Before recent improvements in bandsaw design, dust control wasn't always a straightforward proposition. Most newer bandsaws have built-in dust ports now, but here's how we used to handle it. Almost all the waste is driven straight down through the table into the lower half of the saw housing, with very little urge or opportunity to get away. However, it's no secret that the pitiful little plastic dust ports mounted beneath the table on Delta and Jet 14" bandsaws are next to worthless. It's simply not reasonable to expect sufficient draft through such tiny ports to divert much of the dust stream flying by at 45 miles per hour--half of which is hidden behind the blade anyway. Delta has introduced a couple of replacement dust hoods with much larger ports, and their latest attempt works fairly well. A significant amount of dust still gets past, however, flying on down to coat the lower wheel and get blown into the air as the blade
rises from the left side of the housing.
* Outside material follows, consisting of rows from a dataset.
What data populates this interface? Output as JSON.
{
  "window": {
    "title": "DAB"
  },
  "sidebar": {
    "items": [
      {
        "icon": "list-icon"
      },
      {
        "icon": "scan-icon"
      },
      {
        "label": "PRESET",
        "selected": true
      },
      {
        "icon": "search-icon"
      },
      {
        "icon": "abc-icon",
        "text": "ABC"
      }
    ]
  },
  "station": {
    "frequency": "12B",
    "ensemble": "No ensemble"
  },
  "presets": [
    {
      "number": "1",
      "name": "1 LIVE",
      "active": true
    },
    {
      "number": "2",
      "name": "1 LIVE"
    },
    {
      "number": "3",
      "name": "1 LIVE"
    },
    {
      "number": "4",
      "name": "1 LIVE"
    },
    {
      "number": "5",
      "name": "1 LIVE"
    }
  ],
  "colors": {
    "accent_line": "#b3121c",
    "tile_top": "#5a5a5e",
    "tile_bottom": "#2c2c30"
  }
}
Though it took a few years to screw up my courage to the sticking point, I finally took a deep breath and did what needed to be done. Since almost all of the dust blasts straight toward the bottom of the housing, I decided that was the right place for capture. So I took the lower door off the saw and jigsawed a 4" hole in it, bottom center, just above the molded bead that stiffens the structure. I filed and sanded the edges clean and safe, then trimmed a 6 in. Universal Dust Hood (#192628 in our catalog) to fit. I attached it with truss head screws and serrated flange nuts. An adjustable metal elbow attached to the hood brings the dust collector hose in from the left. Nothing protrudes as far as the front edge of the saw table, so there's no collision hazard for any valuables in the area.
The results are outstanding. There's no airborne dust, even when I'm resawing 10" material. The lower tire always has a little dust on it, but there's no build-up; it has ceased to be a concern. A little dust bounces off the surface of the wood, and some escapes through the open kerf; there's always a sprinkling on the stand after a sawing session, but at a guess the system collects better than 99% of the waste before it can become a nuisance.
Please note that whacking a 4" hole in your bandsaw door might conceivably lead a manufacturer to quibble about warranty isses. Check with the maker of your saw before you perform the operation, or simply wait until the warranty period has expired. For safety, use serrated flange nuts inside the door to secure the dust hood; they're the same reliable, self-locking hardware Delta itself uses inside the housing.
Zach Etheridge, 2001
Copyright © 2001 Highland Hardware, dba Highland Woodworking